The Basics of Poker

Poker is a card game that can be played by two to seven players. It is a community card game with the goal of making the best five-card hand. There are many variants of the game but Texas hold ‘em is by far the most popular. The game has a rich history and is often considered to be a game of skill. Its popularity has increased with the invention of hole-card cameras that have made the game more accessible to viewers and a number of tournaments have been broadcast on television.

The game is usually played with a 52-card deck of standard playing cards and can use one or more jokers/wildcards. Players may choose to raise or fold before the dealer deals the cards. The player who makes the highest five-card hand wins the pot. Depending on the rules of the game, the players can also exchange cards during or after the betting round.

A hand is made up of your two personal cards in your hand, plus the five community cards on the table. The best hand is a straight, which contains consecutive cards of the same rank. A flush is a hand consisting of three matching cards of one rank and two unmatched cards of another rank. A full house is a hand consisting of three cards of the same rank, and a pair is a hand with two matching cards.

If you have a strong hand, you should bet aggressively. This will force weaker hands to call your bets and will give you a better chance of winning the pot. However, if you have a weak hand, it is often better to check and let your opponent raise. You can then raise when you have the best possible hand, which will force out other players and make the pot more valuable to you.

One of the biggest mistakes that new players make is to look for cookie-cutter advice and apply it to every spot. It is important to study the game and develop an understanding of the numbers, but it is equally as important to understand that each situation is unique. For example, if you have trip fives (one in your hand and two on the board), other players will expect that you are trying to bluff and will assume you have a strong hand.

The key to becoming a good poker player is to practice and play often.

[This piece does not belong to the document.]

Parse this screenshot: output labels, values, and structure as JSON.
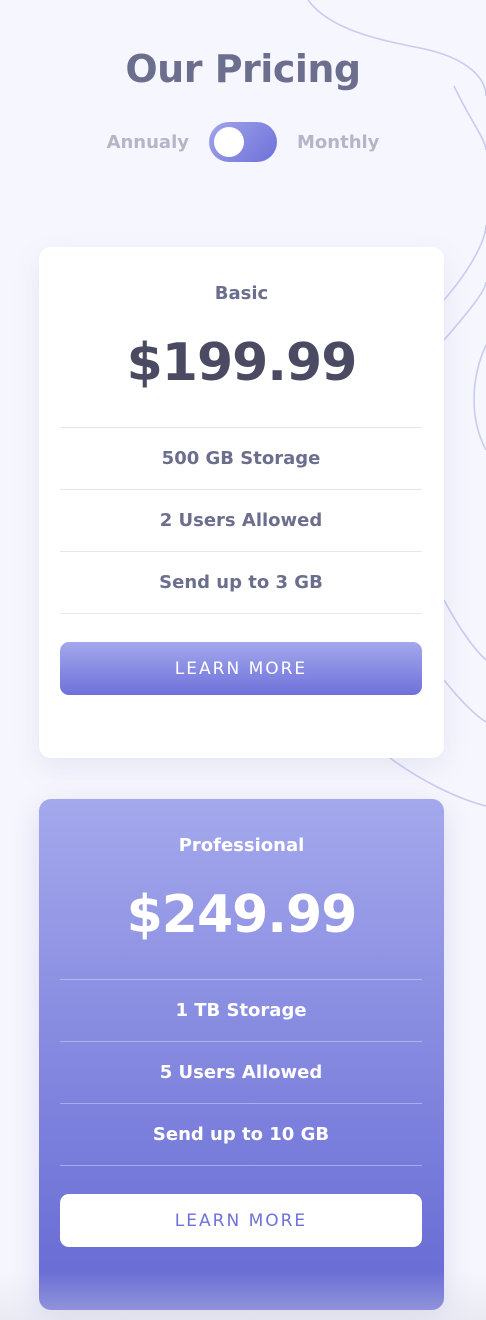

You can do this by finding a small game to play and by studying the game with a coach or in an online forum. The most important thing is to set aside a specific time for studying each day and stick to it. This will ensure that you don’t fall prey to other things in your life and don’t end up not learning as much as you could have. The more you study, the more your understanding of the game will grow and your intuition for things like frequencies and EV estimation will become natural.